Minor League Baseball is aiming to achieve similar success in '09, despite the bleak state of the U.S. economy.
"We are not recession-proof, but we are recession-resistant," he said in an interview Wednesday afternoon. "When it comes to the ability to withstand hard times, we have a very high tolerance. And this is because of the grass-roots nature of the industry. Our teams strive to be the pillars of their communities."
As such an integral and long-established aspect of American culture, Minor League Baseball is better positioned to weather the current economic storm than most entertainment-based industries. Nonetheless, complacency is not an option, and this is a point that O'Conner drove home during Monday morning's opening remarks.
"Remember that the six most expensive words in business are: 'We've always done it that way,'" he remarked, quoting motivational speaker Catherine DeVrye. "Moving forward, we will not always do it the same way, because we will be challenged like never before. Dealing with our environment will test our mettle and require us to plan and prepare for our future."
To that end, O'Conner has introduced three industry-wide initiatives which will serve as key components of the '09 campaign. The first is a "Team Green" program, in which clubs will work vigorously toward environmental sustainability. Many clubs -- most notably the Lake Elsinore Storm -- have been on this path for quite some time, and "Going Green" theme nights were staged in ballparks across the country last season.

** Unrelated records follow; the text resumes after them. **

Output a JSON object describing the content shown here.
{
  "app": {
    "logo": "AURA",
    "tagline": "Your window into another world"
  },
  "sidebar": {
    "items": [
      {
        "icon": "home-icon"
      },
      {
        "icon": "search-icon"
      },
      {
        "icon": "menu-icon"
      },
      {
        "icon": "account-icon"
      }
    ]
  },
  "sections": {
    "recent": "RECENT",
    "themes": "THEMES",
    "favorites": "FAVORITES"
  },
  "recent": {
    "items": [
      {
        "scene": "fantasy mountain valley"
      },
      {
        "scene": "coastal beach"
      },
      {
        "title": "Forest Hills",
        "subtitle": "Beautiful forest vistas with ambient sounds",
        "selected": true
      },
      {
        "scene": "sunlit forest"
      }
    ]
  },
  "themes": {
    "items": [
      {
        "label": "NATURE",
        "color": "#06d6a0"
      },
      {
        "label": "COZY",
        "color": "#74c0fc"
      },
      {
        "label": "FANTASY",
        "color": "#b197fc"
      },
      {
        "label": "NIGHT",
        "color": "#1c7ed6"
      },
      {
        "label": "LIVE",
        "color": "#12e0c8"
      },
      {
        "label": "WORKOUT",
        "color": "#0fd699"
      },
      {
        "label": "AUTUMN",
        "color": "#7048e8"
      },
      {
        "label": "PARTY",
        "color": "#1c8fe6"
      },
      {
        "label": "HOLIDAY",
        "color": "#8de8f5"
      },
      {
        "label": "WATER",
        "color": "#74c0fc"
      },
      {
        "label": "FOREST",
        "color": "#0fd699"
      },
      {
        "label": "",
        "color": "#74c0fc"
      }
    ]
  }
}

"There are three benefits to doing this," O'Conner said. "First, this is an issue of social responsibility, and we are expected to be leaders when it comes to that. There's also a strong economic element, in that many environmental initiatives end up saving money in the long run. Finally, this creates a wide array of new business opportunities, in that it will result in teams working with vendors and sponsors."
The next initiative outlined by O'Conner is development of a strategic partnership with the National Youth Baseball Organization, which represents over eight million youth baseball players. This symbiotic relationship would be as pragmatic as it is altruistic.
"Minor League Baseball is not just responsible for the next generation of players; it is responsible for the next generation of fans," O'Conner said. "The more kids play baseball, the more they extend their knowledge base. We see this as a crucial part of fan development."
Finally, during the '09 season Minor League Baseball will implement a wide-ranging diversity program geared toward increasing the numbers of minority employees and minority-owned businesses within the industry.
"As a $750 million enterprise, Minor League Baseball is worthy of national programs to secure the best prices, the best products and the best services through a comprehensive program," said O'Conner during Monday's opening address. "This is not a set-aside or quota, but an invitation to participate, the commercial equivalent of rolling out the welcome mat to new potential providers of the goods and services we need."
Taken together, the head of Minor League Baseball expects these three industry-wide programs to further solidify the Minors as a healthy, forward-thinking industry. Still, O'Conner is aware that when it comes to '09 specifically, the economy will trump all else. As part of the ongoing battle for the ever-shrinking entertainment dollar, teams will have to rely on their abilities to serve as an oasis of calm amidst an otherwise tumultuous American landscape.
"One of the best things we can do for our fans is to provide that outlet, somewhere they can go for three hours in order to get away from everything else," said O'Conner. "Sometimes that's the greatest contribution that we are able to give.